Gothic Revival, which began in the 18th century, was still going strong during the Victorian Era — the British Houses of Parliament, a good example of the style, were commissioned in 1836 and completed during Victoria’s reign.French Rococo also left its mark on English furnishings and architecture from about 1840 until 1865.
Family life, epitomised by the young Queen Victoria, Prince Albert and their nine children, was enthusiastically idealised.The tremendous expansion of the middle classes, in both numbers and wealth, created a huge demand for goods and services. Keen to display their affluence, and with the leisure to enjoy it, the newly rich required a never-ending supply of novelties from the country’s factories and workshops: new colours for ladies’ clothes (such as mauve), new toys for their children, fine cutlery from Sheffield, silverware from factories like JW Evans in Birmingham, dinner and tea services from the Staffordshire Potteries, and plate glass from Liverpool.During this time, it was considered rude to speak loudly or in any way that might draw attention to yourself.Therefore, all conversation was relatively low in volume.To improve security and online experience, please use a different browser or update Internet Explorer.
Although the Victorian era was a period of extreme social inequality, industrialisation brought about rapid changes in everyday life that affected all classes.
There were very few upper-class public social venues in London open to both sexes.
An exception was Almack’s Assembly Rooms, which opened in 1765, and admitted both men and women.
Throughout the Victorian era, merely walking down the street would be a very different situation than what you would see in today’s times.
There was a lot of value placed on having proper etiquette regardless of whether you were lower or upper class.
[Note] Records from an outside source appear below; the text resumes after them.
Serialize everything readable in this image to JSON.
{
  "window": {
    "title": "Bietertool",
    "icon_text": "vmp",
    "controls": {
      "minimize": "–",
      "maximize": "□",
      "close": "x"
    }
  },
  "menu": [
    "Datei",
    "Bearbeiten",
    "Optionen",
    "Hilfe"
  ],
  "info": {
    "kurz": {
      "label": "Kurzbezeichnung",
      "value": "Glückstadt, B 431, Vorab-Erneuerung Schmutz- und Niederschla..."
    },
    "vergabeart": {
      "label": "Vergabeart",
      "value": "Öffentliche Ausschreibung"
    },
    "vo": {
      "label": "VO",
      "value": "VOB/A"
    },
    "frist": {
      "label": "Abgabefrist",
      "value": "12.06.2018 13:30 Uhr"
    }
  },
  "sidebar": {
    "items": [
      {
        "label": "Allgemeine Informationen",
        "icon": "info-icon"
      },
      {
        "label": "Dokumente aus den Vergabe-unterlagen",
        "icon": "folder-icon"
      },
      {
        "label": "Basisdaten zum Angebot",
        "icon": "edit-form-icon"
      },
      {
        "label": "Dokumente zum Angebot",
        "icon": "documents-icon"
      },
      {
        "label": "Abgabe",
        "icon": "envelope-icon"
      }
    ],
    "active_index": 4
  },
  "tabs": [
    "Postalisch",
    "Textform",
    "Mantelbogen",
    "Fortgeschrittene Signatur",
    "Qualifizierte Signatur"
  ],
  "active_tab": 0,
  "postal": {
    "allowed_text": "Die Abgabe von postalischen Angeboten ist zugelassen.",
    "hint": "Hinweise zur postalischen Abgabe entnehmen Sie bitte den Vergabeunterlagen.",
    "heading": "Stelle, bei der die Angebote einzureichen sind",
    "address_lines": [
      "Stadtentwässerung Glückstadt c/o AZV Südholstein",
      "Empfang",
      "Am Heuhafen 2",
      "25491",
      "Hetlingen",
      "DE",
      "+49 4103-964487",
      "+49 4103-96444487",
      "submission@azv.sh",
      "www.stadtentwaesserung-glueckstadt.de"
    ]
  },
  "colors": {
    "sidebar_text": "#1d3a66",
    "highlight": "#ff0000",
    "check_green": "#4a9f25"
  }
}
The Renaissance Revival (also known as Neo-Renaissance) followed until about 1890, when the Eastlake and Aesthetic movements took over.